Bishakh's Som's graphic memoir, Spellbound, serves as a reminder that trans memoirs need not hinge on transition narratives, or at least not on the ones we are used to seeing.


Gamblers' Michael McManus Discusses Religion, Addiction, and the Importance of Writing Open-Ended Songs

Seductively approachable, Gamblers' sunny sound masks the tragedy and despair that populate the band's debut album.


Peter Guralnick's 'Looking to Get Lost' Is an Ode to the Pleasures of Writing About Music

Peter Guralnick's homage to writing about music, 'Looking to Get Lost', shows how good music writing gets the music into the readers' head.


In Praise of the Artifice in George Cukor's 'Sylvia Scarlett'

George Cukor's gender-bending Sylvia Scarlett proposes a heroine who learns nothing from her cross-gendered ordeal.


The Cure: Ranking the Albums From 13 to 1

Just about every Cure album is worth picking up, and even those ranked lowest boast worthwhile moments. Here are their albums, spanning 29 years, presented from worst to best.


The 20 Best Episodes of 'Star Trek: The Original Series'

This is a timeless list of 20 thrilling Star Trek episodes that delight, excite, and entertain, all the while exploring the deepest aspects of the human condition and questioning our place in the universe.

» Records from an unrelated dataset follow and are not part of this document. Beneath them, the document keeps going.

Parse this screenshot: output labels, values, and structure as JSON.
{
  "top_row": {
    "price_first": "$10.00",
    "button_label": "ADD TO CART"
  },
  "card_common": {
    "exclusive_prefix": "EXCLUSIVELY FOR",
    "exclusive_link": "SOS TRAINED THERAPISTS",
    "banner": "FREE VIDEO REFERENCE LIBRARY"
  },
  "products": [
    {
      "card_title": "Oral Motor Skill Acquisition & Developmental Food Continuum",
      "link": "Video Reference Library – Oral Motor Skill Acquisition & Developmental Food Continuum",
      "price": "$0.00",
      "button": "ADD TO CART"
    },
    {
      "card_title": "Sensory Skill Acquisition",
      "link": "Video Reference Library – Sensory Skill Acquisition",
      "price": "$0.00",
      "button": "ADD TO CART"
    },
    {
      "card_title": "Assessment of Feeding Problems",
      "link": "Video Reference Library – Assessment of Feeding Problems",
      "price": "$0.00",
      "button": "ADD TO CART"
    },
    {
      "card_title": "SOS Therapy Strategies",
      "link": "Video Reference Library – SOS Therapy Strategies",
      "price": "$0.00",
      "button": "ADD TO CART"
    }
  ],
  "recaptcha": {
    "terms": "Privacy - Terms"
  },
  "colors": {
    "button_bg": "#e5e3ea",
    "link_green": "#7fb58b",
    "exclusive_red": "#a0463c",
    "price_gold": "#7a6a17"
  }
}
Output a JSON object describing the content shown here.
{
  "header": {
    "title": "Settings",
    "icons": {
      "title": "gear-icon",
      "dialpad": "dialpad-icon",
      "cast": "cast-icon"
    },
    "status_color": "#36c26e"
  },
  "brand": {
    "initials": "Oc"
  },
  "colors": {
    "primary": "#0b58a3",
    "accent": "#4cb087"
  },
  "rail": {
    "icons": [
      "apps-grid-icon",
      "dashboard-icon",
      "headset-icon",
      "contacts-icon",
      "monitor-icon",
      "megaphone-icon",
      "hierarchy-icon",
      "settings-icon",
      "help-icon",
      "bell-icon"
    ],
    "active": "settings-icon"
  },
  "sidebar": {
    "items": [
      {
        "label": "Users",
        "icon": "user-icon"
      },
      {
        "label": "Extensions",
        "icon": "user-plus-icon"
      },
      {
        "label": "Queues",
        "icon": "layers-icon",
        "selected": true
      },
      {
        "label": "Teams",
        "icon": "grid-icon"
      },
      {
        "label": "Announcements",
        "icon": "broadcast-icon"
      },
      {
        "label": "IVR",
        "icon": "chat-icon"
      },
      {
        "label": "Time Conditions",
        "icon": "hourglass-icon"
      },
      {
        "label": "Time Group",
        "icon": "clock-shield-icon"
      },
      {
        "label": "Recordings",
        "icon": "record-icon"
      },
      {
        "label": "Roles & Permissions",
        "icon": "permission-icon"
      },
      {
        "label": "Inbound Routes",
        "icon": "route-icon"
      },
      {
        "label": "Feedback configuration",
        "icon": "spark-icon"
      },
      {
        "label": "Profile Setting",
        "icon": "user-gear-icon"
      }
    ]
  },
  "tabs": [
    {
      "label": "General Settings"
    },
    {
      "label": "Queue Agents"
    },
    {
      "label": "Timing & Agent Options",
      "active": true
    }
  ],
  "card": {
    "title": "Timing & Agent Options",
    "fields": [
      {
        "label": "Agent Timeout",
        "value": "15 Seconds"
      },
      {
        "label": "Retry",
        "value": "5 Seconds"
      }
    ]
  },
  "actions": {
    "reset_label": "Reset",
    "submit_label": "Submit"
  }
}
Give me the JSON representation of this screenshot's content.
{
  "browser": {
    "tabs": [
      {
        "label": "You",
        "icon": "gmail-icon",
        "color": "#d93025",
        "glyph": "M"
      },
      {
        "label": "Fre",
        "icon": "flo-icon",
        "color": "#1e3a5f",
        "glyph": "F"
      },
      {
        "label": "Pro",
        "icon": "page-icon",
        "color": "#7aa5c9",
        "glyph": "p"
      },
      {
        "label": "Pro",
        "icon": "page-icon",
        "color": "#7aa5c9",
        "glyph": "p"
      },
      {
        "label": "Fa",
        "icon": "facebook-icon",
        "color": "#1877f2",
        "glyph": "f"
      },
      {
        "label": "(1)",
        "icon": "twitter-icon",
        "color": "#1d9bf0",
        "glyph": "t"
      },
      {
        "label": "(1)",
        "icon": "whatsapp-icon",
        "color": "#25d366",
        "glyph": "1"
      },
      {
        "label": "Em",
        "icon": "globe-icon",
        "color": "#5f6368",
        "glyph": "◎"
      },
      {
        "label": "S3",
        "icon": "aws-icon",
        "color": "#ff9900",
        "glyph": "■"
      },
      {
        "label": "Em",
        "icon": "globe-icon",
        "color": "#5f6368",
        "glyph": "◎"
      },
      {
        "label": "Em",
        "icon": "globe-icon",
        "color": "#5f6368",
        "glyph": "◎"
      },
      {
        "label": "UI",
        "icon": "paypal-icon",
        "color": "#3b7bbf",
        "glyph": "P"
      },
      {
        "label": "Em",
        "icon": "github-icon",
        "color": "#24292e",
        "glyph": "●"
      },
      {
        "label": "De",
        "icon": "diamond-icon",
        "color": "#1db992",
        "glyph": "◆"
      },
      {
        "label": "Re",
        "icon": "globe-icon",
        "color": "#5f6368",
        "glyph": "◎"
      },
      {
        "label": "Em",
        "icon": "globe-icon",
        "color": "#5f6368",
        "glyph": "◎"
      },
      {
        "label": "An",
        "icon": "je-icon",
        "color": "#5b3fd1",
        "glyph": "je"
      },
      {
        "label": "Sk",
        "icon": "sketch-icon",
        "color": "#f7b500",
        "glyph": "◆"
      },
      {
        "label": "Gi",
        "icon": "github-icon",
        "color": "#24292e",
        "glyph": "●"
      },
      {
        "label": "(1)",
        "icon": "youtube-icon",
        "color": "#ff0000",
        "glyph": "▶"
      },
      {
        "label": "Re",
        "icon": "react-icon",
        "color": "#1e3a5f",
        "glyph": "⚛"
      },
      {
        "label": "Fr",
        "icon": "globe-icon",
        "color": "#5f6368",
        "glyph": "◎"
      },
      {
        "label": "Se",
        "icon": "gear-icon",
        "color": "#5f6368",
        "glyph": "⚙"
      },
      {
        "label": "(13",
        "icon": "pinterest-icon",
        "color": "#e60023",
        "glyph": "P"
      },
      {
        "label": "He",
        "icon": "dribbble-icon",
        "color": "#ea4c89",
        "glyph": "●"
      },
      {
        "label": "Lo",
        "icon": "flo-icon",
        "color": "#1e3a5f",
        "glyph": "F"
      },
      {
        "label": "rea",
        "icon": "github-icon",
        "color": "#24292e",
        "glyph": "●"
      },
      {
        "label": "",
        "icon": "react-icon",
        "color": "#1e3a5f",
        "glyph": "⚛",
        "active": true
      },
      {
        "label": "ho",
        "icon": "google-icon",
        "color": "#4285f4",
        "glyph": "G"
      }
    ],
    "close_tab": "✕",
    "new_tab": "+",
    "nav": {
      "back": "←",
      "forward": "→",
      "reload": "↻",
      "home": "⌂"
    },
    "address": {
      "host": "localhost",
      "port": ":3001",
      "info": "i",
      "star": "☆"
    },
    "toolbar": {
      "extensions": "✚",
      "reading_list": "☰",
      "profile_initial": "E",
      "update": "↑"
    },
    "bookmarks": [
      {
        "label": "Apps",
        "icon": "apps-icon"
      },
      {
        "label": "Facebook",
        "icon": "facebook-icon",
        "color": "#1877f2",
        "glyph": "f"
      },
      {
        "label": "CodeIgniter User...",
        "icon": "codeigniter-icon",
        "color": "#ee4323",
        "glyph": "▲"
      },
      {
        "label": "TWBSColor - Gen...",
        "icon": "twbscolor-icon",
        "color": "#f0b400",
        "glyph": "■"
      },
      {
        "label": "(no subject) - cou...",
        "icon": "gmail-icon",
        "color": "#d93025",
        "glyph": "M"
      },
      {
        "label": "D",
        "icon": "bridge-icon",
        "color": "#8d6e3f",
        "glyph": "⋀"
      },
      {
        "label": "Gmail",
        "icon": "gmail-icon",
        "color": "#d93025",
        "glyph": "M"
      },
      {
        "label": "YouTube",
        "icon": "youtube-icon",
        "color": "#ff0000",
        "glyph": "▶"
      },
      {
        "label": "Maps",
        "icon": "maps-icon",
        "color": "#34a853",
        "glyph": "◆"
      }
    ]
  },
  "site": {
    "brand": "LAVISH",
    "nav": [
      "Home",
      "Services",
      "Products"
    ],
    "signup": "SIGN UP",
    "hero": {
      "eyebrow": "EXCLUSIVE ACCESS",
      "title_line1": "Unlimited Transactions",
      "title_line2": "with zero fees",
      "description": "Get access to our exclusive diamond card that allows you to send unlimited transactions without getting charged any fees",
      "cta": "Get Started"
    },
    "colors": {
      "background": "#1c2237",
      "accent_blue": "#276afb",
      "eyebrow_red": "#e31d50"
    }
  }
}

The 20 Best Tom Petty Songs

With today's release of Tom Petty's Wildflowers & All the Rest (Deluxe Edition), we're revisiting Petty's 20 best songs.

Joshua M. Miller

Collapse Expand Reviews

Collapse Expand Features

PM Picks
Collapse Expand Pm Picks

© 1999-2020 PopMatters.com. All rights reserved.
PopMatters is wholly independent, women-owned and operated.